“Yes,” she says with a rush of confidence. “I’ve been meditating for almost three years.”
“Really? And how do you like it?”
“Oh, I just love it,” she beams. “It’s made all the difference, and I have such a wonderful teacher.”
“Really? A meditation teacher here in Marin County?”
After hearing about her wonderful teacher and choking down her encouragement to do more meditation, I excuse myself, saying, “Thank you for telling me about your meditation practice. I think I need to go home and think more carefully about what I want.”
She may have thought I was talking about what I really wanted in my life—perhaps more meditation? But I was talking about calling in reinforcements.

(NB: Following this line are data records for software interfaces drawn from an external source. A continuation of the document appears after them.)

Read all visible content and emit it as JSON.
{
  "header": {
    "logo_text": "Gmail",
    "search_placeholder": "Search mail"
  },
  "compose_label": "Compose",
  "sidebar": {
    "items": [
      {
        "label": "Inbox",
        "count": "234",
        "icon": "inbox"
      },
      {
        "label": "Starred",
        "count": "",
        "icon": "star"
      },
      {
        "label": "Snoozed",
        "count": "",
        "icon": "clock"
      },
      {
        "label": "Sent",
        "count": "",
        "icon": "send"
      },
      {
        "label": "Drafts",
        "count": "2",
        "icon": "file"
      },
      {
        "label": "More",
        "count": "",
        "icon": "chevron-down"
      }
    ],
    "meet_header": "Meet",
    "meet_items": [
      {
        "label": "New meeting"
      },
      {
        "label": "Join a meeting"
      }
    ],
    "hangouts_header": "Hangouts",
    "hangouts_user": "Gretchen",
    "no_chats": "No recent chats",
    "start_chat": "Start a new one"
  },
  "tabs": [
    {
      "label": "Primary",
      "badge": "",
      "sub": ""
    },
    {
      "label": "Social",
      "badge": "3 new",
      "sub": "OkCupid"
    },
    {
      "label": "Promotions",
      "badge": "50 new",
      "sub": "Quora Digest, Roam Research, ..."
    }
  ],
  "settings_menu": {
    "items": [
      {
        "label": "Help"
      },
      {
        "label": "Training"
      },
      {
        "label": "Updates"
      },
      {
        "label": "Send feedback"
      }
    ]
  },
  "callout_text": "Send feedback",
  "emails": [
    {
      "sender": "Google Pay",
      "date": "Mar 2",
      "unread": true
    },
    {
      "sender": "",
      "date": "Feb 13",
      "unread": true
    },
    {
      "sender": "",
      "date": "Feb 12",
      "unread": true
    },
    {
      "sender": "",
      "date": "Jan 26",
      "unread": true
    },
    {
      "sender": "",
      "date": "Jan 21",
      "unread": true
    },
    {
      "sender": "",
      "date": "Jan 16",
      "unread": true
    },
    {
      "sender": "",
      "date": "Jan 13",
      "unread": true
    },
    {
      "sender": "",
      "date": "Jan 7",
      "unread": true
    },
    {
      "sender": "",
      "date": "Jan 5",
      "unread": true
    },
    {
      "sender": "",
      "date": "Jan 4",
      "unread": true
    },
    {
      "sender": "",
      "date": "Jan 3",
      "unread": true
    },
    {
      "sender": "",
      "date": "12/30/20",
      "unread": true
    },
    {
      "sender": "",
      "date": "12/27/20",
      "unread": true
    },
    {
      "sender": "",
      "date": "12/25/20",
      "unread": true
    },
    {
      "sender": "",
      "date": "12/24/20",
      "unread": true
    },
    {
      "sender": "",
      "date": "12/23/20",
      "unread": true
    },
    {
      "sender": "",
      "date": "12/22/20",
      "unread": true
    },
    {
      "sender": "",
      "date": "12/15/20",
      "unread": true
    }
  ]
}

Calvin laughs when I tell him about my Apple experience. “Ed, you’re a meditation teacher, not a techie. Let me help you get what you need.”
Shortly after this, Calvin’s blessing on my ThinkPad apparently expires and I really do need a new computer, so he arranges to meet me outside the Mac store. “Now Ed,” he says, “before we go in, let’s sit down on the bench and think carefully about what you want so we can focus on that and get in and get out.”
Beautiful women are strolling by, so while we’re talking, my eyes wander from time to time, following the attractively dressed bodies: tight jeans, low-slung belts, flash-of-color scarves. Then I start reflecting that the women are not themselves beautiful—they just walk around looking beautiful: “You do like my look, don’t you? It’s a good one, isn’t it?” Beyond their look, I wonder who’s there? Not much in the way of clues. What’s clear, though, and they don’t need to say it, is that “it’s not for you, old man.” Life is basically impossible. You do it every day.
Calvin’s getting our list together: computer, modem for my dial-up. “Do you want a service policy? Probably not. How about an iPod—you could use it in your car, and I’ll help you get it set up.”
“Sure,” I say, “as long as I’m getting an Apple computer, I’ll get an iPod. I want one in that hot purple-pink.”
Calm as can be, somewhat deadpan, Calvin says, “Wow, you’re really getting into this shopping stuff, aren’t you Ed?” I’m tempted to tell Calvin my meditation must be going better, but I shrug. Feeling confident with him by my side, I head into the store.